___ Exercise materials ___

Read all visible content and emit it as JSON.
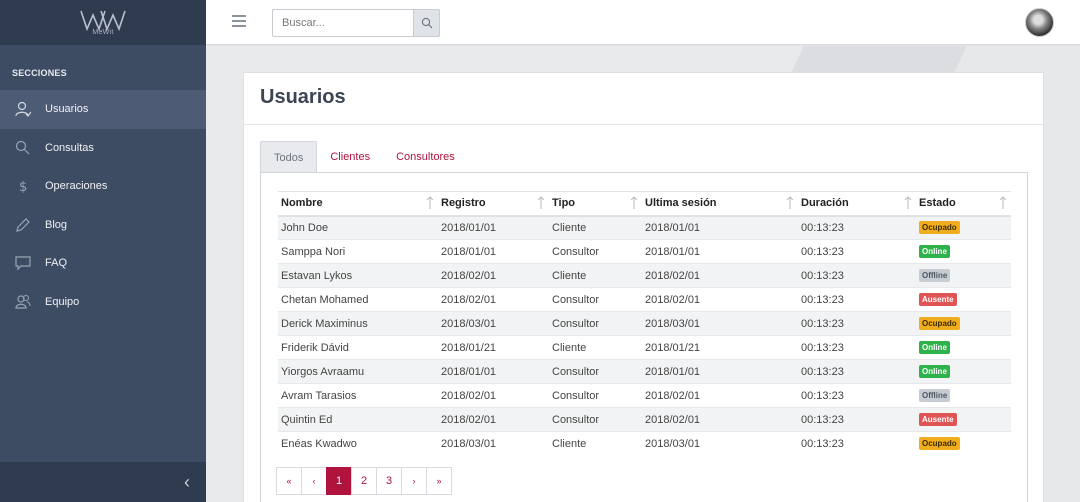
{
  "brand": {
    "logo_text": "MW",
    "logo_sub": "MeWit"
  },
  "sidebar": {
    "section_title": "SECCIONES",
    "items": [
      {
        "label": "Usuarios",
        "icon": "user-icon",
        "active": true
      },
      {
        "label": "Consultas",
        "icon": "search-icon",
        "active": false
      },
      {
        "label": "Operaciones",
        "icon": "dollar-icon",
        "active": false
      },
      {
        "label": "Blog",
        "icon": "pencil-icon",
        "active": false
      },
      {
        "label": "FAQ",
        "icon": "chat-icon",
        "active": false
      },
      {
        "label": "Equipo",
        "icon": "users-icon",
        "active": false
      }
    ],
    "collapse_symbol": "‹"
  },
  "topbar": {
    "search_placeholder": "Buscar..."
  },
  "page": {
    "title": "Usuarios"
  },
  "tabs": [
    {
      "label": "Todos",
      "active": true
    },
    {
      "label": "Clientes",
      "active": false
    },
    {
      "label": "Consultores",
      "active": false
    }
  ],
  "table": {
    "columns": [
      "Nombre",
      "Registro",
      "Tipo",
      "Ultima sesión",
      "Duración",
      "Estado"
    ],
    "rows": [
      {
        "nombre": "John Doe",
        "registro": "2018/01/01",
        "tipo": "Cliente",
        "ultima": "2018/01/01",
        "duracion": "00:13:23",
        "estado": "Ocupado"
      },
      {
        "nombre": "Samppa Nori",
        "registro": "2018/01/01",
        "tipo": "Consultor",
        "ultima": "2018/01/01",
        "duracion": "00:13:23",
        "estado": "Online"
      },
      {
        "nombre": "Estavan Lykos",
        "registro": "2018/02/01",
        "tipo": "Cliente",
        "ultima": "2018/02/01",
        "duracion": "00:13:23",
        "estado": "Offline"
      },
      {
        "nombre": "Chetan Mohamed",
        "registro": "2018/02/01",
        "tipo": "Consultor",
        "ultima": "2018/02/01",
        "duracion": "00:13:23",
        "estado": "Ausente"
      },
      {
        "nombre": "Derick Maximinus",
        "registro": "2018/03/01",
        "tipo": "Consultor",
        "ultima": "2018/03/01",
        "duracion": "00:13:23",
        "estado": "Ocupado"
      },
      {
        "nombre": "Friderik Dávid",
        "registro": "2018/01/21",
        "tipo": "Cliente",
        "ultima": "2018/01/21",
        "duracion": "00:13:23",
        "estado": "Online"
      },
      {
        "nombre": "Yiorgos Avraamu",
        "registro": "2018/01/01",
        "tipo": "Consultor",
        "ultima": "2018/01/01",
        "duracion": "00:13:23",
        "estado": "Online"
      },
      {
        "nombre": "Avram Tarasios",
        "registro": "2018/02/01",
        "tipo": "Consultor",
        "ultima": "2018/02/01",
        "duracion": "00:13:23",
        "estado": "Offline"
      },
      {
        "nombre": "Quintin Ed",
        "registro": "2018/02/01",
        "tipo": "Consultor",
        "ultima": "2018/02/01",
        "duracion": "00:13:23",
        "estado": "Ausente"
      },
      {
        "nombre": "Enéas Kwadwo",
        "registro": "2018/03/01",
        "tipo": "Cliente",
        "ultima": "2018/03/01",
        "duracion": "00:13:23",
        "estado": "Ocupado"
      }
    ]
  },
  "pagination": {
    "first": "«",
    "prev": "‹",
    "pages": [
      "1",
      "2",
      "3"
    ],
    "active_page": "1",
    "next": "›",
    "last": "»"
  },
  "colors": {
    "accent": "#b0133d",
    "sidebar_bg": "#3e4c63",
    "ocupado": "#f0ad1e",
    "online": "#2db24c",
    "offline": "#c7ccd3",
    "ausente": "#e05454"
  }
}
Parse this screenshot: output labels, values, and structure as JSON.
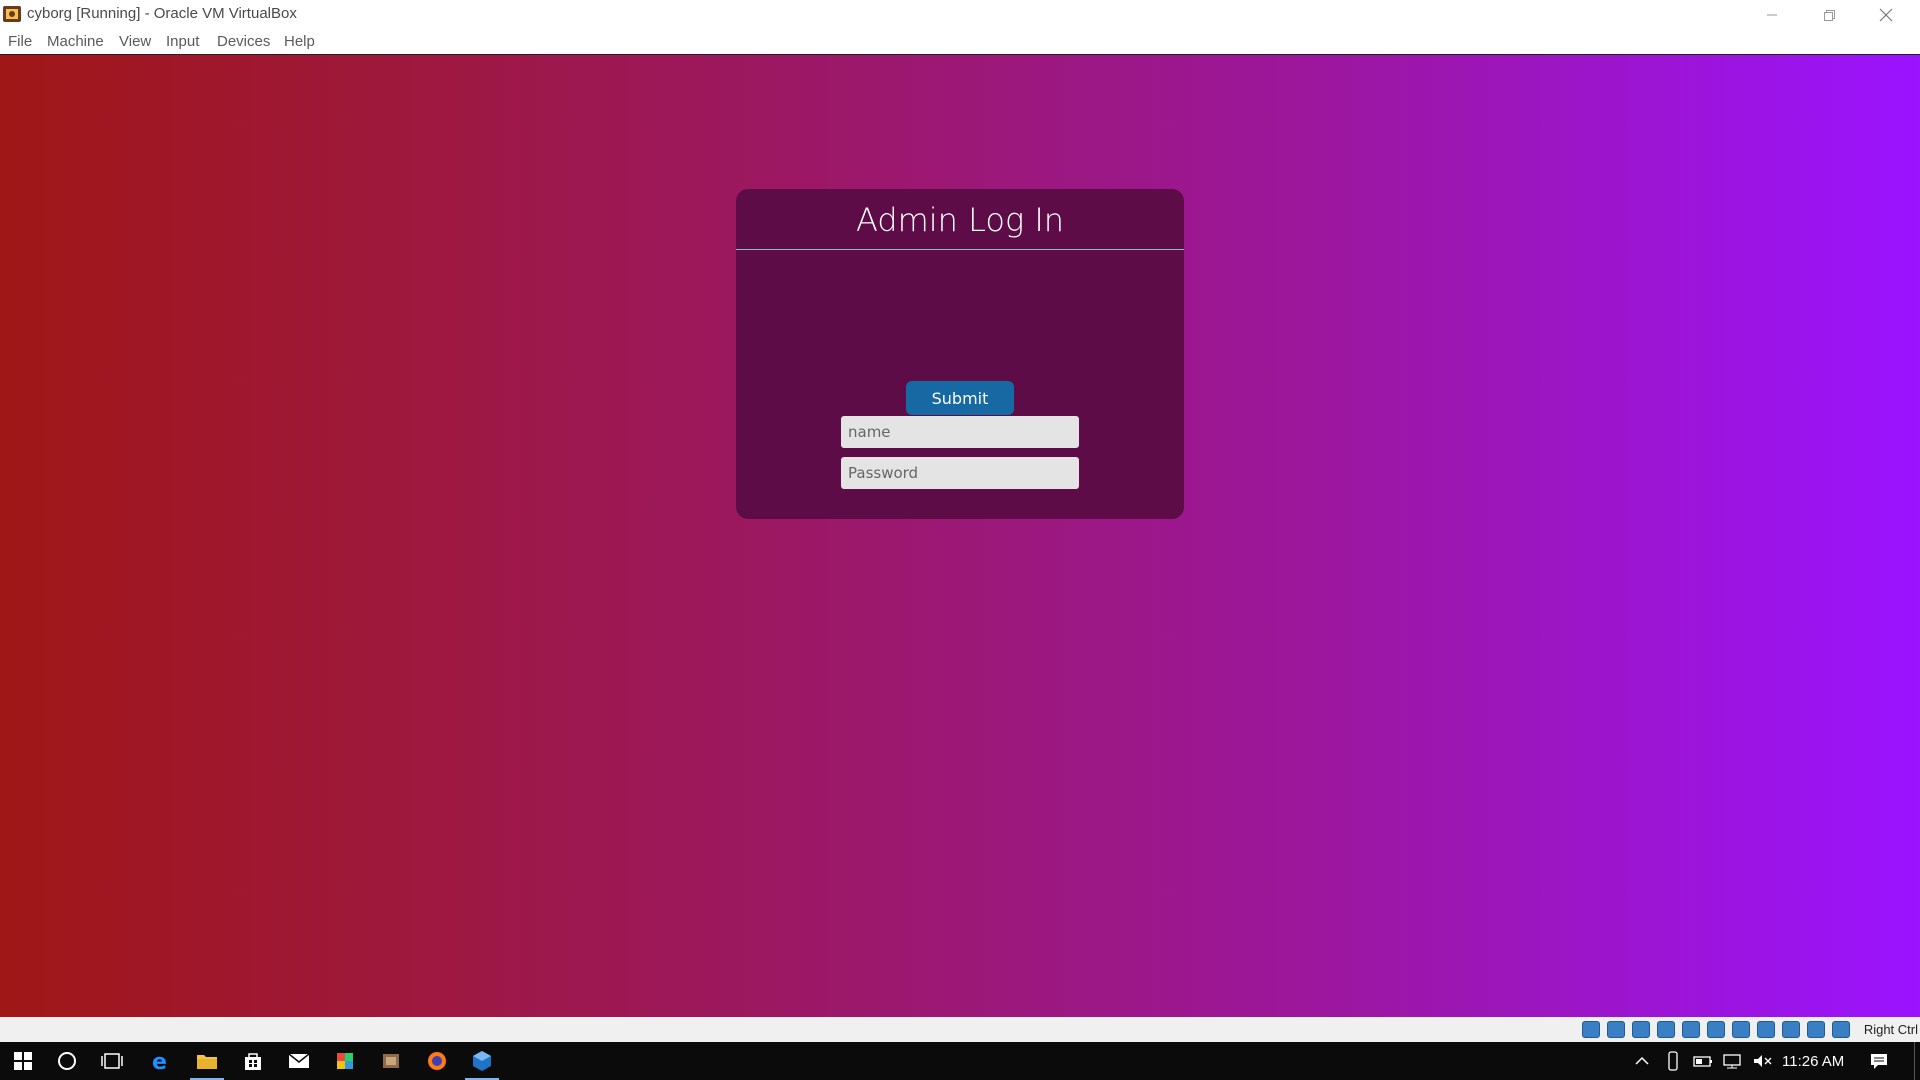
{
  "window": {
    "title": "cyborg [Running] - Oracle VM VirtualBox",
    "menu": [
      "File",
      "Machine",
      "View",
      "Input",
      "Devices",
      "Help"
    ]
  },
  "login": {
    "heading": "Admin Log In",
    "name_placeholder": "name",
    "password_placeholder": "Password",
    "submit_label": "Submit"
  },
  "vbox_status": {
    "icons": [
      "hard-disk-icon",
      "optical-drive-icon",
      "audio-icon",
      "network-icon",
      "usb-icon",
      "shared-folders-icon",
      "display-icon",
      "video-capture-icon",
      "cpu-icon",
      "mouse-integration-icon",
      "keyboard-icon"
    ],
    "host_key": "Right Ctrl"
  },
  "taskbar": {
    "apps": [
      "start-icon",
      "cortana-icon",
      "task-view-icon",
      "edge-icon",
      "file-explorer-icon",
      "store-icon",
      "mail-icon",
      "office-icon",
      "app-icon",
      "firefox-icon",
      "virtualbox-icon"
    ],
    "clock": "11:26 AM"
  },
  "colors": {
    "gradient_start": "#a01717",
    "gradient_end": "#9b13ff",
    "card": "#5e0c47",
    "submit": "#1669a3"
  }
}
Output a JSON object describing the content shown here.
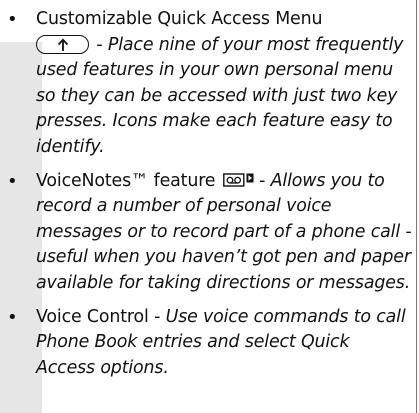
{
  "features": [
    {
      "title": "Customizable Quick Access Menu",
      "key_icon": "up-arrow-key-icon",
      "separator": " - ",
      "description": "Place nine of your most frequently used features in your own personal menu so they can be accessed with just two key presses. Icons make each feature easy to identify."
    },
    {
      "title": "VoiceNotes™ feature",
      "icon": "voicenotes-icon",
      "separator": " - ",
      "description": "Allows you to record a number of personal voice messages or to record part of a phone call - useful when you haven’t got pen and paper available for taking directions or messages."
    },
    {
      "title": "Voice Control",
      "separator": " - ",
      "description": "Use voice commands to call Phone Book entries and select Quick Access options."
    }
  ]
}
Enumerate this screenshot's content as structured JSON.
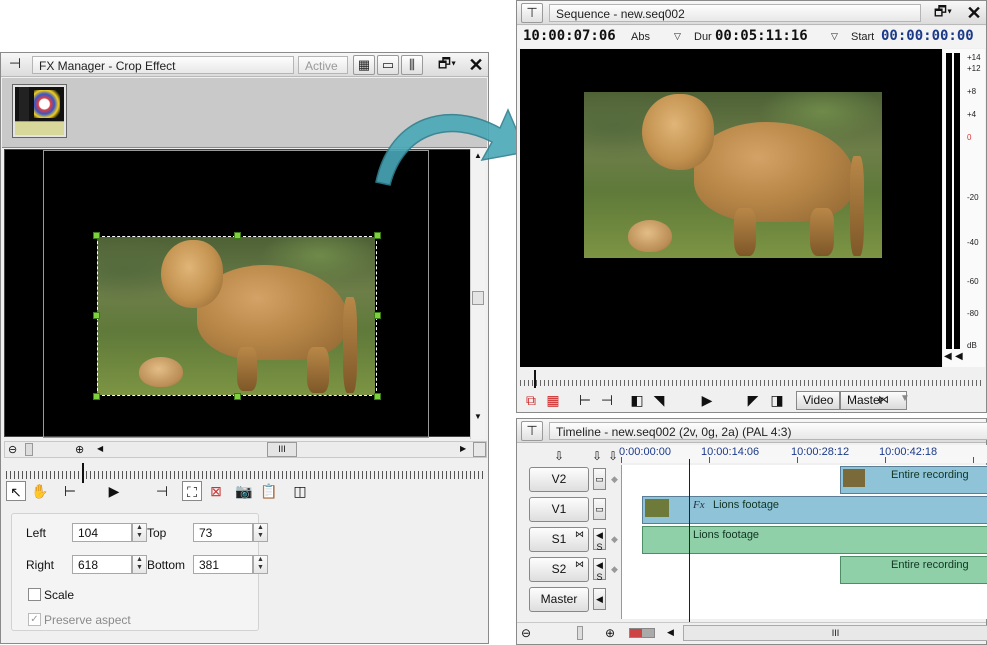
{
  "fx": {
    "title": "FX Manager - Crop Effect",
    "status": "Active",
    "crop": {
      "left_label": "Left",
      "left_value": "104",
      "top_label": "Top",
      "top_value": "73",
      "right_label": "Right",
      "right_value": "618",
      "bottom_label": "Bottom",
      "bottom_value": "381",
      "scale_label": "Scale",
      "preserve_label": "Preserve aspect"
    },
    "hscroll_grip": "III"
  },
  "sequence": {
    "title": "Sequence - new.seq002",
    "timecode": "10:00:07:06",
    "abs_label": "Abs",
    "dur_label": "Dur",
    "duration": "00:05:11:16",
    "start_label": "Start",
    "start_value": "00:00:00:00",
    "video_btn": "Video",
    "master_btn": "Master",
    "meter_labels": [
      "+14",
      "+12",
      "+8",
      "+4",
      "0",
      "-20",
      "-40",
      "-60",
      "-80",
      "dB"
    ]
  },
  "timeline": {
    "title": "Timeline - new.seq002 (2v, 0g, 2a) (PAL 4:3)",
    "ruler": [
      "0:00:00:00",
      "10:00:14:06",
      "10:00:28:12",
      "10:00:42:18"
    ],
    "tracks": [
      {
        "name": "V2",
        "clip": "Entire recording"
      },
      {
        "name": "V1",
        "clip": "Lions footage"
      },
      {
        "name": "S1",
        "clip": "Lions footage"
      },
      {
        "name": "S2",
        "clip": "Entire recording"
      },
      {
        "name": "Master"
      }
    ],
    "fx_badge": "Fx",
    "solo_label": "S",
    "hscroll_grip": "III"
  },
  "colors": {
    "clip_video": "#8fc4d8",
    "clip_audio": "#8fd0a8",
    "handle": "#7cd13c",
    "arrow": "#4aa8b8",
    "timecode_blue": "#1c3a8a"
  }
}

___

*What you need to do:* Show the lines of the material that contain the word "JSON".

*Expected output:*
Read all visible content and emit it as JSON.
Parse this screenshot: output labels, values, and structure as JSON.
Output a JSON object describing the content shown here.
Enumerate this screenshot's content as structured JSON.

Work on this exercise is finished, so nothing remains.